The media has spent the last week reporting on a whistleblower complaint against a conversation President Donald Trump had with a foreign leader. We don’t know the exact details of the complaint, but reports have centered around a call with the president of Ukraine.
Despite this focus on allegedly terrible news for Trump’s presidency, the Republican National Committee highlighted multiple news stories favoring Trump’s re-election that flew under the radar.
CNN sent a reporter to “Democratic strongholds” in Minnesota and learned that more and more residents have found themselves aligning with Trump. “Folks here say they didn’t leave the Democratic Party,” CNN’s Martin Savidge reported, “the party left them.” Much of the reason Trump has earned their trust is his support for mining.
Trump’s re-election campaign also appears hopeful for their chances in New Mexico.

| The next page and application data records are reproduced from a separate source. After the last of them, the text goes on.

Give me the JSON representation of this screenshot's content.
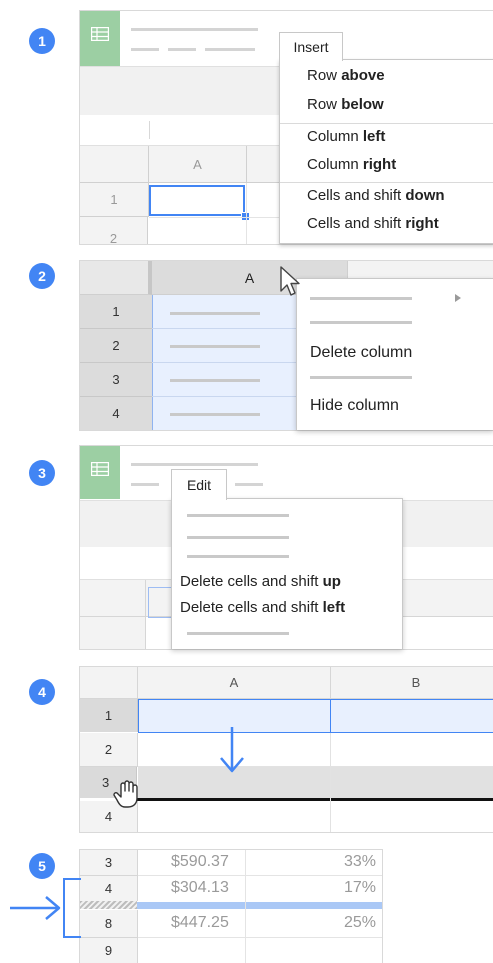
{
  "steps": [
    "1",
    "2",
    "3",
    "4",
    "5"
  ],
  "colors": {
    "accent": "#4285f4",
    "selection": "#e8f0fe",
    "sheets_green": "#9ccfa3"
  },
  "panel1": {
    "column_header": "A",
    "row_numbers": [
      "1",
      "2"
    ],
    "menu_tab": "Insert",
    "menu_items": [
      {
        "prefix": "Row ",
        "bold": "above"
      },
      {
        "prefix": "Row ",
        "bold": "below"
      },
      {
        "prefix": "Column ",
        "bold": "left"
      },
      {
        "prefix": "Column ",
        "bold": "right"
      },
      {
        "prefix": "Cells and shift ",
        "bold": "down"
      },
      {
        "prefix": "Cells and shift ",
        "bold": "right"
      }
    ]
  },
  "panel2": {
    "column_header": "A",
    "row_numbers": [
      "1",
      "2",
      "3",
      "4"
    ],
    "menu_items": [
      "Delete column",
      "Hide column"
    ]
  },
  "panel3": {
    "menu_tab": "Edit",
    "menu_items": [
      {
        "prefix": "Delete cells and shift ",
        "bold": "up"
      },
      {
        "prefix": "Delete cells and shift ",
        "bold": "left"
      }
    ]
  },
  "panel4": {
    "column_headers": [
      "A",
      "B"
    ],
    "row_numbers": [
      "1",
      "2",
      "3",
      "4"
    ]
  },
  "panel5": {
    "rows": [
      {
        "num": "3",
        "amount": "$590.37",
        "percent": "33%"
      },
      {
        "num": "4",
        "amount": "$304.13",
        "percent": "17%"
      },
      {
        "num": "8",
        "amount": "$447.25",
        "percent": "25%"
      },
      {
        "num": "9",
        "amount": "",
        "percent": ""
      }
    ]
  }
}
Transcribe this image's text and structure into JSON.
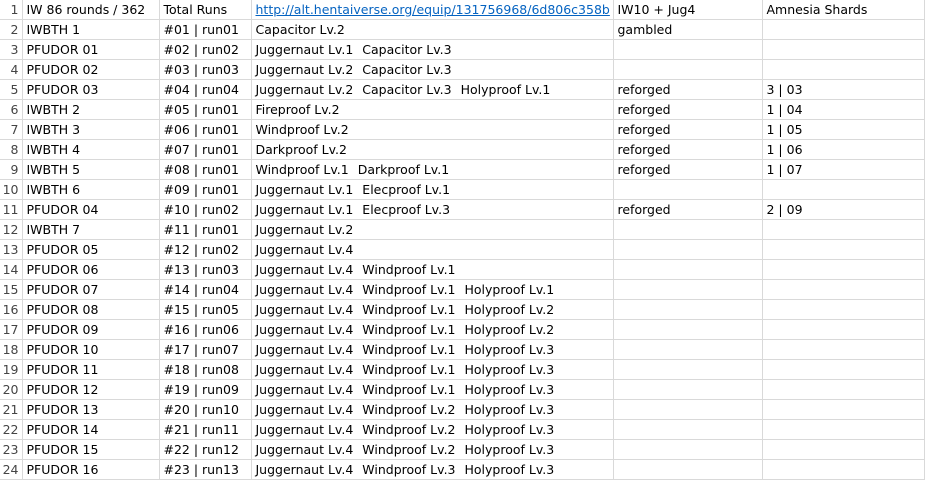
{
  "header": {
    "row_num": "1",
    "a": "IW 86 rounds / 362",
    "b": "Total Runs",
    "c": "http://alt.hentaiverse.org/equip/131756968/6d806c358b",
    "d": "IW10 + Jug4",
    "e": "Amnesia Shards"
  },
  "rows": [
    {
      "num": "2",
      "name": "IWBTH 1",
      "run": "#01 | run01",
      "p1": "Capacitor Lv.2",
      "p2": "",
      "p3": "",
      "status": "gambled",
      "shards": ""
    },
    {
      "num": "3",
      "name": "PFUDOR 01",
      "run": "#02 | run02",
      "p1": "Juggernaut Lv.1",
      "p2": "Capacitor Lv.3",
      "p3": "",
      "status": "",
      "shards": ""
    },
    {
      "num": "4",
      "name": "PFUDOR 02",
      "run": "#03 | run03",
      "p1": "Juggernaut Lv.2",
      "p2": "Capacitor Lv.3",
      "p3": "",
      "status": "",
      "shards": ""
    },
    {
      "num": "5",
      "name": "PFUDOR 03",
      "run": "#04 | run04",
      "p1": "Juggernaut Lv.2",
      "p2": "Capacitor Lv.3",
      "p3": "Holyproof Lv.1",
      "status": "reforged",
      "shards": "3 | 03"
    },
    {
      "num": "6",
      "name": "IWBTH 2",
      "run": "#05 | run01",
      "p1": "Fireproof Lv.2",
      "p2": "",
      "p3": "",
      "status": "reforged",
      "shards": "1 | 04"
    },
    {
      "num": "7",
      "name": "IWBTH 3",
      "run": "#06 | run01",
      "p1": "Windproof Lv.2",
      "p2": "",
      "p3": "",
      "status": "reforged",
      "shards": "1 | 05"
    },
    {
      "num": "8",
      "name": "IWBTH 4",
      "run": "#07 | run01",
      "p1": "Darkproof Lv.2",
      "p2": "",
      "p3": "",
      "status": "reforged",
      "shards": "1 | 06"
    },
    {
      "num": "9",
      "name": "IWBTH 5",
      "run": "#08 | run01",
      "p1": "Windproof Lv.1",
      "p2": "Darkproof Lv.1",
      "p3": "",
      "status": "reforged",
      "shards": "1 | 07"
    },
    {
      "num": "10",
      "name": "IWBTH 6",
      "run": "#09 | run01",
      "p1": "Juggernaut Lv.1",
      "p2": "Elecproof Lv.1",
      "p3": "",
      "status": "",
      "shards": ""
    },
    {
      "num": "11",
      "name": "PFUDOR 04",
      "run": "#10 | run02",
      "p1": "Juggernaut Lv.1",
      "p2": "Elecproof Lv.3",
      "p3": "",
      "status": "reforged",
      "shards": "2 | 09"
    },
    {
      "num": "12",
      "name": "IWBTH 7",
      "run": "#11 | run01",
      "p1": "Juggernaut Lv.2",
      "p2": "",
      "p3": "",
      "status": "",
      "shards": ""
    },
    {
      "num": "13",
      "name": "PFUDOR 05",
      "run": "#12 | run02",
      "p1": "Juggernaut Lv.4",
      "p2": "",
      "p3": "",
      "status": "",
      "shards": ""
    },
    {
      "num": "14",
      "name": "PFUDOR 06",
      "run": "#13 | run03",
      "p1": "Juggernaut Lv.4",
      "p2": "Windproof Lv.1",
      "p3": "",
      "status": "",
      "shards": ""
    },
    {
      "num": "15",
      "name": "PFUDOR 07",
      "run": "#14 | run04",
      "p1": "Juggernaut Lv.4",
      "p2": "Windproof Lv.1",
      "p3": "Holyproof Lv.1",
      "status": "",
      "shards": ""
    },
    {
      "num": "16",
      "name": "PFUDOR 08",
      "run": "#15 | run05",
      "p1": "Juggernaut Lv.4",
      "p2": "Windproof Lv.1",
      "p3": "Holyproof Lv.2",
      "status": "",
      "shards": ""
    },
    {
      "num": "17",
      "name": "PFUDOR 09",
      "run": "#16 | run06",
      "p1": "Juggernaut Lv.4",
      "p2": "Windproof Lv.1",
      "p3": "Holyproof Lv.2",
      "status": "",
      "shards": ""
    },
    {
      "num": "18",
      "name": "PFUDOR 10",
      "run": "#17 | run07",
      "p1": "Juggernaut Lv.4",
      "p2": "Windproof Lv.1",
      "p3": "Holyproof Lv.3",
      "status": "",
      "shards": ""
    },
    {
      "num": "19",
      "name": "PFUDOR 11",
      "run": "#18 | run08",
      "p1": "Juggernaut Lv.4",
      "p2": "Windproof Lv.1",
      "p3": "Holyproof Lv.3",
      "status": "",
      "shards": ""
    },
    {
      "num": "20",
      "name": "PFUDOR 12",
      "run": "#19 | run09",
      "p1": "Juggernaut Lv.4",
      "p2": "Windproof Lv.1",
      "p3": "Holyproof Lv.3",
      "status": "",
      "shards": ""
    },
    {
      "num": "21",
      "name": "PFUDOR 13",
      "run": "#20 | run10",
      "p1": "Juggernaut Lv.4",
      "p2": "Windproof Lv.2",
      "p3": "Holyproof Lv.3",
      "status": "",
      "shards": ""
    },
    {
      "num": "22",
      "name": "PFUDOR 14",
      "run": "#21 | run11",
      "p1": "Juggernaut Lv.4",
      "p2": "Windproof Lv.2",
      "p3": "Holyproof Lv.3",
      "status": "",
      "shards": ""
    },
    {
      "num": "23",
      "name": "PFUDOR 15",
      "run": "#22 | run12",
      "p1": "Juggernaut Lv.4",
      "p2": "Windproof Lv.2",
      "p3": "Holyproof Lv.3",
      "status": "",
      "shards": ""
    },
    {
      "num": "24",
      "name": "PFUDOR 16",
      "run": "#23 | run13",
      "p1": "Juggernaut Lv.4",
      "p2": "Windproof Lv.3",
      "p3": "Holyproof Lv.3",
      "status": "",
      "shards": ""
    }
  ]
}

Campaign Manager Brad Parscale tweeted last Tuesday that more than 45,000 people registered for the president’s rally in New Mexico, 94% of whom were from the state. He also revealed that 48% of the attendees were women, and 40% were Latino.
The campaign is actively seeking to court New Mexico in 2020. Trump lost the state by 8 points to Hillary Clinton in 2016, yet campaign officials and some political analysts believes it’s in play for 2020. Rhiannon Samuel, director of the nonpartisan group Viante New Mexico, told a local news outlet last week that she would argue New Mexico is in play for Trump, adding that it “has been known to be a bellwether state.”
The RNC raised more than $23 million in August, The Daily Wire’s Molly Prince reported Saturday. They currently has 6.5 times as much cash-on-hand than the Democratic National Committee. The RNC has said it can use its additional cash to expand Trump’s re-election bid to states like Minnesota, New Mexico, and others.
The problem for Democrats, outside of reduced resources, is the implication that they have lost touch with the American people, just as CNN reported from Minnesota. McClatchy reported last week that swing-district Democrats are alienating large swaths of the population:
But like many Democratic candidates in competitive down-ballot races, [Democrat candidate Sri Preston] Kulkarni’s relatively moderate message and agenda are at times wildly at odds from some of his party’s leading contenders for the White House — particularly progressives Elizabeth Warren and Bernie Sanders.
It’s a disconnect some Democratic operatives worry will harm the party’s chances as they seek to maintain their House majority and take control of the Senate.
Another Democratic strategist told the outlet that the eventual nominee would need “a crash course” in how to “frame their message alongside what’s happening at the presidential ticket.”
New York City Mayor Bill de Blasio, who exited the Democratic primary last week, warned other candidates: “I talked to a lot of folks, including a lot of labor union members, who really don’t feel the Democratic Party has their back right now.”
All this is working against the Democrats, all while Bloomberg reported that the economy is not only growing, but surpassing expectations.